The Offices in the Old Baths

Peter Redgrove

(for Peter Porter)

I

The maroon-hued slugs swallow the garden down.
Out at sea the ships on fire with light
Like burning soldiers drawn up on parade.

I switch on the electric light;
It is a furnace in a vase.
Then the maroon that slaps the night:

The lifeboat is out,
One of those lighted ships is toiling
With some current like a great maroon dragon;

Let its stacked lights not be quenched.
I fear some outlying storm is killing men.
In the morning a wheatfield

Like a festival of plumes,
Stuffed with wind like lurkers and shifters.

II

Our new offices have just been opened in the old Baths,
A clean airy series of halls
In which the paperwork partakes of the cleanness,

And office work is no longer onerous,
Especially on still days
When we can slant the long verandah windows open.

The river sliding past the orchard tastes of apples,
Clean-tasting apple-water.

III

She polished up her hair with the palms of her hands,
Our Chief, and settled back, sighing;
The named constellations overhead, floating,
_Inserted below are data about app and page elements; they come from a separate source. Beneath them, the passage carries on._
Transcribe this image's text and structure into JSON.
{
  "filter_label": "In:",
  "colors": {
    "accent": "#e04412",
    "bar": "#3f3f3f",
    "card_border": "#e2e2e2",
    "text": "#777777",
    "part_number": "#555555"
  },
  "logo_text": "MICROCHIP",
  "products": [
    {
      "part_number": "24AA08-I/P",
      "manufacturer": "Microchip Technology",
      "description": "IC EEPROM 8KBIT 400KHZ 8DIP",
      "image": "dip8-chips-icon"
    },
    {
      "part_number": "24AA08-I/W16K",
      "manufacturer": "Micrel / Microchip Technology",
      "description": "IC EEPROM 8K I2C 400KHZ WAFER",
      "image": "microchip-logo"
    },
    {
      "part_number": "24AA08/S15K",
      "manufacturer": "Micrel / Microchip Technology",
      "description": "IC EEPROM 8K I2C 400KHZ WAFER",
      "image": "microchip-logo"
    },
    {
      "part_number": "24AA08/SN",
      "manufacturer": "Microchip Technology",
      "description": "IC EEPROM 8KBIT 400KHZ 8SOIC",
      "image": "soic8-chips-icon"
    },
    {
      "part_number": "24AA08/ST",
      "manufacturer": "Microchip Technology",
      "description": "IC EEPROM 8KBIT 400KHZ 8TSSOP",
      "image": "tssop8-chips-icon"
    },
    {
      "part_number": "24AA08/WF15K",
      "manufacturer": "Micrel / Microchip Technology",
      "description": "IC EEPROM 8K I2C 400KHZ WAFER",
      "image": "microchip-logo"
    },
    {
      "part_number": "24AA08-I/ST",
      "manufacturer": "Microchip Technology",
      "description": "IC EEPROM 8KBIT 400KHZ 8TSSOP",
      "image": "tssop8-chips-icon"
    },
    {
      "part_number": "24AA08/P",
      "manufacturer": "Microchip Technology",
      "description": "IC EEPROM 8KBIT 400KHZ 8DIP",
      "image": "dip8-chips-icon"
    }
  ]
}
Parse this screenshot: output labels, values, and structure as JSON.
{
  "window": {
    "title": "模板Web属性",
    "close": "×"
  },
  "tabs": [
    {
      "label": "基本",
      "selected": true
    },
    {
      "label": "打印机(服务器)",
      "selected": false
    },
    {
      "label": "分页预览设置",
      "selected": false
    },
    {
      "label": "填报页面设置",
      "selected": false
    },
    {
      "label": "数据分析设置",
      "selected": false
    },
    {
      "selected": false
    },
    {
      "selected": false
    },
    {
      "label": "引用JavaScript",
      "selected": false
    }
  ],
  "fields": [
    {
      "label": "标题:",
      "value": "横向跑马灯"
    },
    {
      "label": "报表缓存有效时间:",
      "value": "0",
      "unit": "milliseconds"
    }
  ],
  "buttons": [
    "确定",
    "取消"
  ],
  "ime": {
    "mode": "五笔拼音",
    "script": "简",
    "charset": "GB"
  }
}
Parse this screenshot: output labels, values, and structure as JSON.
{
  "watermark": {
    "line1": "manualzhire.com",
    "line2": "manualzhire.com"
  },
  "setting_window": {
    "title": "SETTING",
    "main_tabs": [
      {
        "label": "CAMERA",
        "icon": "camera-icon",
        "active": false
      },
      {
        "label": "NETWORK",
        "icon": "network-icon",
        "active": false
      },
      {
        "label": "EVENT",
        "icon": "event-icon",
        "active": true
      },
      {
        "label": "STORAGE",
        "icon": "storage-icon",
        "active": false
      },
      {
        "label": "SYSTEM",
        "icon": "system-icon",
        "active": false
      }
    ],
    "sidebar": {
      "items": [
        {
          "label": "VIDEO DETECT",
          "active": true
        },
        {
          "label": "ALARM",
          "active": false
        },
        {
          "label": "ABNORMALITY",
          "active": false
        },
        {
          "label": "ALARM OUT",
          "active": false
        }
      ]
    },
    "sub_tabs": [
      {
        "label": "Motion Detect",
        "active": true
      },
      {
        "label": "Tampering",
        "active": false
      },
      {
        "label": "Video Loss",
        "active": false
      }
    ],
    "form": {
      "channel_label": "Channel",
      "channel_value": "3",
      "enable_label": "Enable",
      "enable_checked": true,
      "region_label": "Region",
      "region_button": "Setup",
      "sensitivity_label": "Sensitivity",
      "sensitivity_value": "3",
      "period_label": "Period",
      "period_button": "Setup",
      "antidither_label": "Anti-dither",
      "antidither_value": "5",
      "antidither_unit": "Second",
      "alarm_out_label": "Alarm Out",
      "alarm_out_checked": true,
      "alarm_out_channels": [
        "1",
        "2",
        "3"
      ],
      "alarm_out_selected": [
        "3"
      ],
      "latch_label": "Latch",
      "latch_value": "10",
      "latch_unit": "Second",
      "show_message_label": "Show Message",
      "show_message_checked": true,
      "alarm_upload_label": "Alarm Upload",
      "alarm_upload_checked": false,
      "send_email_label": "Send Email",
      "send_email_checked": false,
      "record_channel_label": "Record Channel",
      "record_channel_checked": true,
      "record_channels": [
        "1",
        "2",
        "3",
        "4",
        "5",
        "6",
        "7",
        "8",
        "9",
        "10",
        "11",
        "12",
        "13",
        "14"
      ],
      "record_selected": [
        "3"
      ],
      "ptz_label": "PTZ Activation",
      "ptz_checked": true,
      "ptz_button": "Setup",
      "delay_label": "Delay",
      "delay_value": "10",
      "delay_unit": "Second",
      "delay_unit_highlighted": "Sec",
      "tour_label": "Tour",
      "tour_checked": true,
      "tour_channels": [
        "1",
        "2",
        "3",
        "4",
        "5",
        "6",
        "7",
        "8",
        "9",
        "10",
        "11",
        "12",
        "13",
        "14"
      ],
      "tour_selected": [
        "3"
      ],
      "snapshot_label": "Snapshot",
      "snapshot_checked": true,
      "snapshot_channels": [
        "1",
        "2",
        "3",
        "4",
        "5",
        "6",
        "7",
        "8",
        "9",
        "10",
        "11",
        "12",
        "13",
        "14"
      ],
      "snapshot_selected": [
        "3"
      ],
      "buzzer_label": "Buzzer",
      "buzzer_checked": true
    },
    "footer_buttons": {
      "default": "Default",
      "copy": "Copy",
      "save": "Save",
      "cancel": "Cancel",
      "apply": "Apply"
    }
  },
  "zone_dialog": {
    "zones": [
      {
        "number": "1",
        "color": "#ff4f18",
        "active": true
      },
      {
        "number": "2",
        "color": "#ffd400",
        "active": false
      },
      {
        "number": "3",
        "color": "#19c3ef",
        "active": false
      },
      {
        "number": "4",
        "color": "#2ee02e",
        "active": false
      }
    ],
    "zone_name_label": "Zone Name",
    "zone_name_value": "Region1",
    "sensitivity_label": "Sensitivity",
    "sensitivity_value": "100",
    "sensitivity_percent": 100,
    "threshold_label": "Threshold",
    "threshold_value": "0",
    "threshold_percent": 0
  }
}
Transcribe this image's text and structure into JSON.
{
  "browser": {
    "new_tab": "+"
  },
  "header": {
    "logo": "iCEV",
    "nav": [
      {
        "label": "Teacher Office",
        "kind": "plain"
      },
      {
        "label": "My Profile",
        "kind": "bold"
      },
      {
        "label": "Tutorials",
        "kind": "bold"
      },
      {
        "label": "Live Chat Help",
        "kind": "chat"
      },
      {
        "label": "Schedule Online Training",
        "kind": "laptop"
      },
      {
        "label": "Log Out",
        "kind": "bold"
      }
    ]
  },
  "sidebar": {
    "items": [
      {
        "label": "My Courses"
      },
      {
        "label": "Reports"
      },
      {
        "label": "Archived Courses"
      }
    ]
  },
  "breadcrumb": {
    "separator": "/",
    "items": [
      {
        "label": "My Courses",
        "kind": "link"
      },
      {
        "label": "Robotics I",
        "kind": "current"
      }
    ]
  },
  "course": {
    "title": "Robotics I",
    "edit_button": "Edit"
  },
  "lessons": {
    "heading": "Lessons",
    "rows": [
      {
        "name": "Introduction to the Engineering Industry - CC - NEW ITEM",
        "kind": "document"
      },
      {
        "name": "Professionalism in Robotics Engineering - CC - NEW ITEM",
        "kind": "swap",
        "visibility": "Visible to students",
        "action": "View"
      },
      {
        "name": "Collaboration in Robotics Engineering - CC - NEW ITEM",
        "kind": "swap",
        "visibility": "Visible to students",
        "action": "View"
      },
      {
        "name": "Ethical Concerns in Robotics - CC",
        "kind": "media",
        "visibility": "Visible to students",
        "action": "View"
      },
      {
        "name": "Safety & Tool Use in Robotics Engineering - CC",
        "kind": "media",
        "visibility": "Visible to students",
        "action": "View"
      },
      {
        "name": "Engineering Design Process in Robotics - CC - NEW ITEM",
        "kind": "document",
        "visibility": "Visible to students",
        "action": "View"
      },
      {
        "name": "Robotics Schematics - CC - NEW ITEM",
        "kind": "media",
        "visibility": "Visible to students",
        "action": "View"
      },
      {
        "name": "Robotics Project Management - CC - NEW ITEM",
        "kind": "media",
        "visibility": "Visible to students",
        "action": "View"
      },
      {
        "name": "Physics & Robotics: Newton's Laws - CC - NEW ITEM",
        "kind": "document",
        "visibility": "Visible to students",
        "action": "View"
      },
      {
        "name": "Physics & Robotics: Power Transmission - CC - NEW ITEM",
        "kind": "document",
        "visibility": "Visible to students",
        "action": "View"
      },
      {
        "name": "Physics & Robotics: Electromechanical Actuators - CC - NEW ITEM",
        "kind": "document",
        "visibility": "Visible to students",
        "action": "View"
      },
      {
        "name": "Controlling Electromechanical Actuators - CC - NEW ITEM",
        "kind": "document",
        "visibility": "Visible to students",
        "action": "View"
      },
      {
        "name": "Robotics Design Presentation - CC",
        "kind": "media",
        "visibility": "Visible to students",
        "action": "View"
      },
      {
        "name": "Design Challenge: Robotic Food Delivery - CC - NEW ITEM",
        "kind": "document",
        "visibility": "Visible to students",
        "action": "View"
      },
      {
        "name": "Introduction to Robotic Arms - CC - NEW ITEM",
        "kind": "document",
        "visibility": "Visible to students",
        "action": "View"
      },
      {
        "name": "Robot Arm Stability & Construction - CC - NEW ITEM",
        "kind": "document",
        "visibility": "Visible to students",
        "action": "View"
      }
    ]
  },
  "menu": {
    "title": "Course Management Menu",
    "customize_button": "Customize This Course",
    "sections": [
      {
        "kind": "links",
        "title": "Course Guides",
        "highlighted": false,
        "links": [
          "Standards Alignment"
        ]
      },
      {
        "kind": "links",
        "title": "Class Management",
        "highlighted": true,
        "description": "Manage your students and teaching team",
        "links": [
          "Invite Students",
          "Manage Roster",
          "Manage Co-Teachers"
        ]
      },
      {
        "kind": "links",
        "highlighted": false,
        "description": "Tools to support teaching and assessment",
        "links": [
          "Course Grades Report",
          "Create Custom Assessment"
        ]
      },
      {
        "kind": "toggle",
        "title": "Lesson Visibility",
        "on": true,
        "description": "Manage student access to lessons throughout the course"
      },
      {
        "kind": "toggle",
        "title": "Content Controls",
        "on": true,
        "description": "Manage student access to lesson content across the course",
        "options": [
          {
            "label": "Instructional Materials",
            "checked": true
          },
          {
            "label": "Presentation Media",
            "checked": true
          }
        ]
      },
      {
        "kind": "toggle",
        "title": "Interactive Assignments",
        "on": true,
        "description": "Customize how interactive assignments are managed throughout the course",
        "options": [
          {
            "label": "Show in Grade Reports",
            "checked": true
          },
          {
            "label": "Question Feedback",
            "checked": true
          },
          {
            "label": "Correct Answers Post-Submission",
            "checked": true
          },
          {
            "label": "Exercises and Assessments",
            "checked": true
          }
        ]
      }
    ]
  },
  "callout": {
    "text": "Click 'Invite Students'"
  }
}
And the names of the ships bearing their own lights
Through the water of white documents in the dry Baths,
Their own patterns, bearing their own names,

Their own frequencies, White Sun,
Rainsource; and the great ships
Which are stars

Drenching us with their light,
The rilling wake, signalling,
The enormous radio operators tapping out,

IV

One of their messages being this cinnamon
I taste in our lunchtime baked apples,
One of the constellations of the odours of Venus,

The multitudinous odours
In the cold baked apples in the sandwich box.

V

Our Chief slid her scalpel on to the next task;
Uncanny pleasure moved within her.
In her grip she took the lading papers

Of the great barquentine Mozart
Just as that magic equipage moved so slowly
Past the broad windows of our offices

Our new offices in the old Baths.
Uncanny pleasure moved within her like a full-rigged ship
As if she entered her naked self

Into a silky sea of ships;
Great full-masters sailed across her breasts.
Her smile in the office meant the tide was full,

The draught sufficient,
As the great barque in its weathered colours
Glides past the window, pennant flying,

In its weathered colours.

VI

‘When they brought the General home,’
She remarked, glancing at the Mozart’s manifest,
‘The coffin that had been furnished

Was too small. “May we,” asked the men
Charged with the task of burial,
“May we break the General’s bones?”

And were almost lynched for this inquiry.
Eventually,’ she said, ‘he travelled on an open bier,
Two sailors on the deck constantly on guard

To keep the seabirds from his eyes. When
They docked, the salt spray had tarnished almost black
The braid of his dress uniform, and

His dead face was handsomely tanned.’

VII

Dark sails against the light showed the approach
Of a big ship. It was indeed,
As his papers said, the great barquentine

Mozart, with its sails composed
Like a palladian mansion of closing light and opening shadow.
Would there be

In some inner berth or cabin
Of the great floating house
Of harmonising and motive breezes,

Laid on a fleece in this ship
Scrubbed immaculate to its planks,
A new-born child

Stripped of its primordial clothing,
Which is to say his Mother,
Who has walked away singing

To drink cordials in another cabin,
Knowing the god to be safe now,
Ready to be brought in through the Customs

Into the little seaside town
As the epagomenal days draw in?
There is a great flash from the sea as the sun goes down;

What will that gliding sun bring
With a hull heavy like a drop of honey, shouldering
Its way through those hexagonal reefs of stars?

VIII

On the lawn outside the Baths
A young horse has got free of its paddock,
Is cantering around, being chased

By a young girl with a bridle,
Our Chief’s single-parent family’s daughter.
The pony tosses its wet mane

In the sunlight and creates
A rainbow round itself and the child
And allows itself to be caught and led at her hand

As at anchor, as if tending to an anchor.